Shares of Newell Brands, parent company of Pure Fishing, plummeted to a five year low this week. The plunge comes as new U.S. tariffs threaten to cost the company $100 million annually.
According to a Market Watch report, Newell Brands CEO Michael Polk told analysts that U.S. tariffs on Chinese goods, and retaliatory tariffs from the European Union and Canada could hit the company hard. On Monday, that news caused Newell stock to dip by 14 percent.
Newell owns an array of consumer brands outside of the fishing industry, including Sharpie, Mr. Coffee and Rubbermaid. In May, Newell Brands announced plans to sell Pure Fishing by 2019 as part of a plan that would divest it of two-thirds of its factories and approximately half its workforce. Pure Fishing is the parent company of such iconic fishing brands as Abu Garcia, Berkley, Fenwick, Hardy, Penn, Pflueger, Shakespeare, SpiderWire and Stren, among others.
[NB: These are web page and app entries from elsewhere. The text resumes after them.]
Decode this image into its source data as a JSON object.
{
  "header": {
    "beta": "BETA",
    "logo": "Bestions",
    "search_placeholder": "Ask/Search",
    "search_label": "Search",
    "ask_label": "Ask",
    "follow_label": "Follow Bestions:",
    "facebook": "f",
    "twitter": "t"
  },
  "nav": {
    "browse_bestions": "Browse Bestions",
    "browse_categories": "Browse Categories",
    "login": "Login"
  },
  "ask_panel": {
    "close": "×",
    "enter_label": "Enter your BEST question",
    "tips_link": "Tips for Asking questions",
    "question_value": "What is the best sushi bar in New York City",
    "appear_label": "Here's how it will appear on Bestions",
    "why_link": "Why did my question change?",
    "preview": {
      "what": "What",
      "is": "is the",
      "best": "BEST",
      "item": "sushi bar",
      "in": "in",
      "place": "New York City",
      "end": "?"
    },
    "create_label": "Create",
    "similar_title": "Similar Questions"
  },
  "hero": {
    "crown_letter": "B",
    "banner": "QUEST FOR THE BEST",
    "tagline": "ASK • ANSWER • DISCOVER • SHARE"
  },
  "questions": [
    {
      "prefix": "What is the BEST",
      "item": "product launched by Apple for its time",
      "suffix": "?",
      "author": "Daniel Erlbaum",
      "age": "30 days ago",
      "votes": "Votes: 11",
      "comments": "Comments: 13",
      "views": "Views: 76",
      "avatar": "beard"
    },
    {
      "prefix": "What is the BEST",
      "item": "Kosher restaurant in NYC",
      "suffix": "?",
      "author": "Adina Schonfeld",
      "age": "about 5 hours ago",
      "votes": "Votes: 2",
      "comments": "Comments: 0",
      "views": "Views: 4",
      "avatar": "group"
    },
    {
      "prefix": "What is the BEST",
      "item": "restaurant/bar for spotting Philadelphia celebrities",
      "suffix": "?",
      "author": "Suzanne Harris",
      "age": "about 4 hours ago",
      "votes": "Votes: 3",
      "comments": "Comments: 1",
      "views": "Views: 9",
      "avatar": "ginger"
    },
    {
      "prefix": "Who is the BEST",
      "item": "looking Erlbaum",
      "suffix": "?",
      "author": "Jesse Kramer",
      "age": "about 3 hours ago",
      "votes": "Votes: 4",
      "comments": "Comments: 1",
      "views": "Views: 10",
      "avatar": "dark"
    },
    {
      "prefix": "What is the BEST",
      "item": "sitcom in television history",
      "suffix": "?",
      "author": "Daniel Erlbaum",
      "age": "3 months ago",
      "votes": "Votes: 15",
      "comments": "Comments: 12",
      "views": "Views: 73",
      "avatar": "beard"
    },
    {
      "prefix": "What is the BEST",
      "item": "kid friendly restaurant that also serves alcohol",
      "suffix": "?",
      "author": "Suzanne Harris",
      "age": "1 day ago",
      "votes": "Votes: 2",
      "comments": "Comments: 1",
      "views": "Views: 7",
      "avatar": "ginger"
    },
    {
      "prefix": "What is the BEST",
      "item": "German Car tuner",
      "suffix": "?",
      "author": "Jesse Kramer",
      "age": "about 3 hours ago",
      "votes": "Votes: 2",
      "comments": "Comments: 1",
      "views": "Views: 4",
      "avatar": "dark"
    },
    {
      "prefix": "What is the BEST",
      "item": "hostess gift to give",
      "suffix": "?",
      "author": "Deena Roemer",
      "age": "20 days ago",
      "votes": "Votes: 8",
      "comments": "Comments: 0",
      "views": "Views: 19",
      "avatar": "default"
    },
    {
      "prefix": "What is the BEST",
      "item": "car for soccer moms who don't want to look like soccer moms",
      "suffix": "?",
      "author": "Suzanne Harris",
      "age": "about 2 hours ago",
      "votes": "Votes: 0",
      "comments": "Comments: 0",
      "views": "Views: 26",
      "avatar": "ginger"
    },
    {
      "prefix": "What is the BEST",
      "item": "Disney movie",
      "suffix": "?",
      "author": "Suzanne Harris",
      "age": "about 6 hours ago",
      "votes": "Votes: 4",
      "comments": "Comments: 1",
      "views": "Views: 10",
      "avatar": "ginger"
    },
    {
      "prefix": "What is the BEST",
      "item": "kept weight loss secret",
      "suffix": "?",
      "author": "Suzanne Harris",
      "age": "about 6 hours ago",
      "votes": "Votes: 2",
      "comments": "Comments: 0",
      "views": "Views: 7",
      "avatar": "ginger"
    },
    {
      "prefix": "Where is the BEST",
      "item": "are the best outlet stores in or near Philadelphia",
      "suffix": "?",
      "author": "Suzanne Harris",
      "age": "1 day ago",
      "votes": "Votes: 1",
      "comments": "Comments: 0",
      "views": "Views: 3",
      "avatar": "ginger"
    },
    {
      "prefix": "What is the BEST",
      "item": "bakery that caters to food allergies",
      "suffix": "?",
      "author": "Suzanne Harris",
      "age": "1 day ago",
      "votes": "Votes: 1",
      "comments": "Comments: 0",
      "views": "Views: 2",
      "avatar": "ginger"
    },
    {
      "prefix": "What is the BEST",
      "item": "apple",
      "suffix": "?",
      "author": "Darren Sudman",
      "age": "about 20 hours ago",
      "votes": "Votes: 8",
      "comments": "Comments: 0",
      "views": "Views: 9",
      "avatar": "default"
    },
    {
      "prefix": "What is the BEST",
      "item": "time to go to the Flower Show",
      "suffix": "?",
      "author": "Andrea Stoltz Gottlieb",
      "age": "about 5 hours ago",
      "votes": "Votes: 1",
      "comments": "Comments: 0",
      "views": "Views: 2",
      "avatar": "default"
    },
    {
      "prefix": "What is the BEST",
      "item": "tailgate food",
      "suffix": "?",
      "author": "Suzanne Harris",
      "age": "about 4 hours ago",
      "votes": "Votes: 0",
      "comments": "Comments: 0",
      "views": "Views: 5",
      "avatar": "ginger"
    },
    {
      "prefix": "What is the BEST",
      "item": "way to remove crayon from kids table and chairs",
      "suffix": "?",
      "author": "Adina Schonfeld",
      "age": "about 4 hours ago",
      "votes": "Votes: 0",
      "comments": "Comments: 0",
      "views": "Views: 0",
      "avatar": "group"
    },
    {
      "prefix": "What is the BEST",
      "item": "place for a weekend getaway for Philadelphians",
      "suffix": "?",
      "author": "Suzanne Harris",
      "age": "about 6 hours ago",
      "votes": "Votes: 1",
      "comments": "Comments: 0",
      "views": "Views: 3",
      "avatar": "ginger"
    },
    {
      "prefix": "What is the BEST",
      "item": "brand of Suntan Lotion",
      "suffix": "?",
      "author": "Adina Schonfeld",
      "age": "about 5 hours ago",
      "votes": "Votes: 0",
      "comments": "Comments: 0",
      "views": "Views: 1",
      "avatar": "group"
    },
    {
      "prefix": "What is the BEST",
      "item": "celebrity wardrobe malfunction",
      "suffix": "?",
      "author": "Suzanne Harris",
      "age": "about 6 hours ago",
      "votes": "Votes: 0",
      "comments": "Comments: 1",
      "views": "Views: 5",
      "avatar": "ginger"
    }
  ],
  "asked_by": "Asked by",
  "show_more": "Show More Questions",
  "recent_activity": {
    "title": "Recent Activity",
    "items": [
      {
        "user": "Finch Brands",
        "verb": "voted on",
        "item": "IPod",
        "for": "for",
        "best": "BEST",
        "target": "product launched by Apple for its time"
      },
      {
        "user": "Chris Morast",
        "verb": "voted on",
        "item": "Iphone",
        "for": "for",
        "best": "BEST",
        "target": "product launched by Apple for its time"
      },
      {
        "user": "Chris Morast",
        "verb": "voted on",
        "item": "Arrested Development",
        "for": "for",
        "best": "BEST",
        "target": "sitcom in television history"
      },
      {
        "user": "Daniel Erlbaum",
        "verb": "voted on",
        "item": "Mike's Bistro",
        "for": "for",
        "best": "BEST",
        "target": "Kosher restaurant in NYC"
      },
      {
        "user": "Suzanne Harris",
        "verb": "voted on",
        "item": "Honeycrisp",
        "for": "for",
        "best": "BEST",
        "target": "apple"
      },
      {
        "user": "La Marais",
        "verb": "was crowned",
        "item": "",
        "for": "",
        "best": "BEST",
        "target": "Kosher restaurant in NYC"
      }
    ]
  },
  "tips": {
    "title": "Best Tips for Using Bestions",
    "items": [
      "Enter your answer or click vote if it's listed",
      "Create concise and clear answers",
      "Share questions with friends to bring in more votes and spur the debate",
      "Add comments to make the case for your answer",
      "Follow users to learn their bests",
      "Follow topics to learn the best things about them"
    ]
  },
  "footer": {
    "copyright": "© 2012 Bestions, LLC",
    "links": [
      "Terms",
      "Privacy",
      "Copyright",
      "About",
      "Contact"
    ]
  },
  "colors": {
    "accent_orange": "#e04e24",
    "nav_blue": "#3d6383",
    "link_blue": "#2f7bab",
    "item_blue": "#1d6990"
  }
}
Newell’s stock decline comes on the heels of a call-to-action by the American Sportfishing Association (ASA), citing proposed tariffs of 25 percent on $200 billion worth of Chinese goods, some of which could impact the tackle industry. According to ASA, the goods most likely to be impacted are apparel, accessories, inflatable boats, fishing baskets, plastic rain gear and cast nets. Beijing responded to Washington late last week with a threat to tax an additional $60 billion on U.S. imports.
Last year, China sold $505.6 billion worth of goods to the United States and purchased $130.4 billion.